The first thing we'll need to do is design our case. I like to model the electronic components first, so that I can design around them. In this project, we just need to make the Joy Bonnet and Raspberry Pi Zero. These two boards are held together with headers, so they're essentially secured by friction. We can use this to our advantage and avoid having to use screws to secure two halves of the case together. We'll design the case in two halves, one for the Joy Bonnet, and the other for the Raspberry Pi. As long as each component is secured to a halve, we can easily join the two together.
I do most of my work in Autodesk Fusion 360. It's a free 3D modeling program thats great for making parametric models and has integrated CAM. I put together a video that walks through designing the Adafruit Joy Bonnet step by step. This is a multi-part series that goes from making the components, to making the two halves of the case and the buttons. I've also made the components and case design a free download, so you can go ahead and start machining the case. It's very software specific, so we won't cover all the details in this written guide.
Because we're going to CNC mill the design, we need to think about design for manufacturing. In our case, we're cutting the design out of a block of wood. There's certain limitations that we have to keep in mind, such as avoiding undercuts and overhangs. If you think about how the CNC machine cuts from the top down, we can't easily make cutouts with overhangs. This means, if we need an opening, it needs to start from the top.
We need to have cutouts on the side of the case for the two microUSB ports, miniHDMI, camera connector, and SD card. These cuts only need to be made in the bottom half of the case.
On the top half of the case, we need cutouts for the buttons and the thumb joystick. These cuts will be on the very bottom of the case.
The two boards feature four mounting holes. One on each corner. To secure the boards to the two halves, we'll make standoffs to elevate the PCBs from the surface of the case. These standoffs will have holes in the center and have to line up perfectly with the mounting holes in the PCBs.

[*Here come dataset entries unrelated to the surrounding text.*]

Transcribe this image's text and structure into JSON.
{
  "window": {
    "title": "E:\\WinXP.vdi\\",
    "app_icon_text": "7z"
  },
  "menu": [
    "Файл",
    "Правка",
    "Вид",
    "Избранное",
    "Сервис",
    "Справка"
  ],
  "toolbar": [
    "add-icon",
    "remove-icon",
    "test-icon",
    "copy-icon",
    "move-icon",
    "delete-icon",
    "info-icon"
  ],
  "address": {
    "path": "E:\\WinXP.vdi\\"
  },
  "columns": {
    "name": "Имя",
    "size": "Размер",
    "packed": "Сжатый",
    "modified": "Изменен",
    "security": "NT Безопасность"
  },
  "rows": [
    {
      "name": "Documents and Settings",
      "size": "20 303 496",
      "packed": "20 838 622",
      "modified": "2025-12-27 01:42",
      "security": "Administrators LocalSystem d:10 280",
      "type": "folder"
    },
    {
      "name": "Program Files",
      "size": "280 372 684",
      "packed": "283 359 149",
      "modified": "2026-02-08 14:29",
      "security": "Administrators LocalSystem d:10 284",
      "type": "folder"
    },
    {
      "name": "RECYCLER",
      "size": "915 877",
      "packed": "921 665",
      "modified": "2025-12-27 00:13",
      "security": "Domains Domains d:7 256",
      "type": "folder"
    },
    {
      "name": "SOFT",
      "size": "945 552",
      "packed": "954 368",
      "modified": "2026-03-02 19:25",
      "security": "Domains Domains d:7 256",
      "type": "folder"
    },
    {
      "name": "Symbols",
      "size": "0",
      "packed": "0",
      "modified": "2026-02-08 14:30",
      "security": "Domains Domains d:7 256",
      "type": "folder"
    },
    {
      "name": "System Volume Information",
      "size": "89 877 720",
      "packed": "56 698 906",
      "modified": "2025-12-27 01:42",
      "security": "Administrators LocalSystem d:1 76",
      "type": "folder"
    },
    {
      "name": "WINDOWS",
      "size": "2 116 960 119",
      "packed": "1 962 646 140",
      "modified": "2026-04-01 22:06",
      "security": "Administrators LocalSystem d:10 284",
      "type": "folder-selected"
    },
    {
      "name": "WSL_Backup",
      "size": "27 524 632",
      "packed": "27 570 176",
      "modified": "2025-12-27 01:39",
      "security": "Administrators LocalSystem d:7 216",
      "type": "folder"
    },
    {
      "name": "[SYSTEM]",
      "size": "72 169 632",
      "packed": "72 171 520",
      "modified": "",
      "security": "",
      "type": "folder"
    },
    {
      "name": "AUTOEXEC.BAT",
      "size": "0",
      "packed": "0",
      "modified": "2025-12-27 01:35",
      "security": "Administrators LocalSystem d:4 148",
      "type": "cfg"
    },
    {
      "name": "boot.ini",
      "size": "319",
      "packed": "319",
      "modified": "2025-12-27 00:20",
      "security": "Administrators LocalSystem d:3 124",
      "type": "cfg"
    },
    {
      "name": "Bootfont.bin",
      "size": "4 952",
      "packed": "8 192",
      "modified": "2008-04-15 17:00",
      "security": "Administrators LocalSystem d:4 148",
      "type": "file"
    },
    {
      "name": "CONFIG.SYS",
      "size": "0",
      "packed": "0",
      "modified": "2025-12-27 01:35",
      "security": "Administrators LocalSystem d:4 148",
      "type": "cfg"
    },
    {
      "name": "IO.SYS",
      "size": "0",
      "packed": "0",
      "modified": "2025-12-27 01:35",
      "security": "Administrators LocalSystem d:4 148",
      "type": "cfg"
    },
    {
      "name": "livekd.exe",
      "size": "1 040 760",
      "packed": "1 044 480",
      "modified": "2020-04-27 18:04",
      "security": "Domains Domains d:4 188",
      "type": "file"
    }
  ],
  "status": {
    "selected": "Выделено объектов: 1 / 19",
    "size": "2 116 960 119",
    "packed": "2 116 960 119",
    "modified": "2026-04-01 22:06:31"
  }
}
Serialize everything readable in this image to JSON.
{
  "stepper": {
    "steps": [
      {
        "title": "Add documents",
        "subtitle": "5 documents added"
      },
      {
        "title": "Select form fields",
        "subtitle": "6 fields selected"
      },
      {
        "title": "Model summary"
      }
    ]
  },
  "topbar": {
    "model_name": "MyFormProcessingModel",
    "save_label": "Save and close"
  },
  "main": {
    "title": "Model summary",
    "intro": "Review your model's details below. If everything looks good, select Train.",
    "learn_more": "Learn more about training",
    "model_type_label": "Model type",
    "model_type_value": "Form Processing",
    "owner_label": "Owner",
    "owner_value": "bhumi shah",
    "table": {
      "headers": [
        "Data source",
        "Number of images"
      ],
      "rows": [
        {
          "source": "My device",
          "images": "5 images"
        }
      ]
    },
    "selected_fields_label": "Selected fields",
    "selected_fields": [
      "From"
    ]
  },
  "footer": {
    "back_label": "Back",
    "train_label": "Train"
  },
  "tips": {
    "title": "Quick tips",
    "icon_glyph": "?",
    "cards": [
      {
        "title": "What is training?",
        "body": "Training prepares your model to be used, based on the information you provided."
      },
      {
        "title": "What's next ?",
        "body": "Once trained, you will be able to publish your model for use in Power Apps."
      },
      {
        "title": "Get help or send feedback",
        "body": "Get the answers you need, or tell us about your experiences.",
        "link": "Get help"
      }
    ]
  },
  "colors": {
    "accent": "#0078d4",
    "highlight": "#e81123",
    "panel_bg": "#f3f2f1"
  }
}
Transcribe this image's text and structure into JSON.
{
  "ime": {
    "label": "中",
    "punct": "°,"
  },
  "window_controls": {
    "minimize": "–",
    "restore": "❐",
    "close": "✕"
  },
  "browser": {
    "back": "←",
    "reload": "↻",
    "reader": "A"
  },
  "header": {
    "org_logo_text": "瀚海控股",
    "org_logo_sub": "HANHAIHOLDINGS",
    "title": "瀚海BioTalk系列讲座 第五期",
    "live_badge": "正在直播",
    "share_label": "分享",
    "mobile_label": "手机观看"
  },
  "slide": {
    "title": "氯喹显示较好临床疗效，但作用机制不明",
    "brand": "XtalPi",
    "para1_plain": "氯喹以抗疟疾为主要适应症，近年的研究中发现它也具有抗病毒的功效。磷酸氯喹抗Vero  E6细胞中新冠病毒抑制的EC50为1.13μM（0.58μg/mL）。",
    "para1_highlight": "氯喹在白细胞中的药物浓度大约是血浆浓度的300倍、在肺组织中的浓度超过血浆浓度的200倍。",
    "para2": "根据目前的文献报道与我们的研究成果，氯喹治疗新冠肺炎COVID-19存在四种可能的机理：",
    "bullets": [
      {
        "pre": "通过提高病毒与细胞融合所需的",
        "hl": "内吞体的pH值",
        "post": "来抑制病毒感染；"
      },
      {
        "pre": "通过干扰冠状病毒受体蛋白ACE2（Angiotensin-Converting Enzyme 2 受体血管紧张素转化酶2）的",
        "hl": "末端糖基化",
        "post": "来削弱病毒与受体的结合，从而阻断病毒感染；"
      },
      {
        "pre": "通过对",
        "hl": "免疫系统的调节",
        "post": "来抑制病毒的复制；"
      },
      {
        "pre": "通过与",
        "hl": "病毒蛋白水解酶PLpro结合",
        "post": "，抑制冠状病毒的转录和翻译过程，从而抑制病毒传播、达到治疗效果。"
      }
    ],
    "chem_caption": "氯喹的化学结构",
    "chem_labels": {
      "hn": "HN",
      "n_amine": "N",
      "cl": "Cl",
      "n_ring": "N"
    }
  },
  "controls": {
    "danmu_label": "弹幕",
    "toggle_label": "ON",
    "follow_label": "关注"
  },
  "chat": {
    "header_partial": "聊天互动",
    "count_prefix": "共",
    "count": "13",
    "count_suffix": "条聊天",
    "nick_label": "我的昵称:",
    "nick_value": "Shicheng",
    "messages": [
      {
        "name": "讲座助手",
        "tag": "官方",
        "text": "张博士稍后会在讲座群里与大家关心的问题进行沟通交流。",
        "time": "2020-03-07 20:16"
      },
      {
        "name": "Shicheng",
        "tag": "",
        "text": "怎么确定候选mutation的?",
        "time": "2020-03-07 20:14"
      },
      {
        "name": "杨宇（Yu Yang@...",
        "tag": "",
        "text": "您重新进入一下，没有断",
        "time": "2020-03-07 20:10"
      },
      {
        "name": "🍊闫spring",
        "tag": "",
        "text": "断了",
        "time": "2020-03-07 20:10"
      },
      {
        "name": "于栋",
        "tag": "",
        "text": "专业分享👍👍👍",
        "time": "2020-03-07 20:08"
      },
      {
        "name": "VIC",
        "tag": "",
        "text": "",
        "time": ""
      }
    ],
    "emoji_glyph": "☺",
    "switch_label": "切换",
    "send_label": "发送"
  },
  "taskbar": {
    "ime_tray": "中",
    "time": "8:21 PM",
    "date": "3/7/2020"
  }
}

Important thing to consider is the build volume of our CNC machine. The Othermill Pro has a work area of 5.5 × 4.5 × 1.35 in (140 × 114 × 34.3 mm). Our case design should fit on our spoilboard.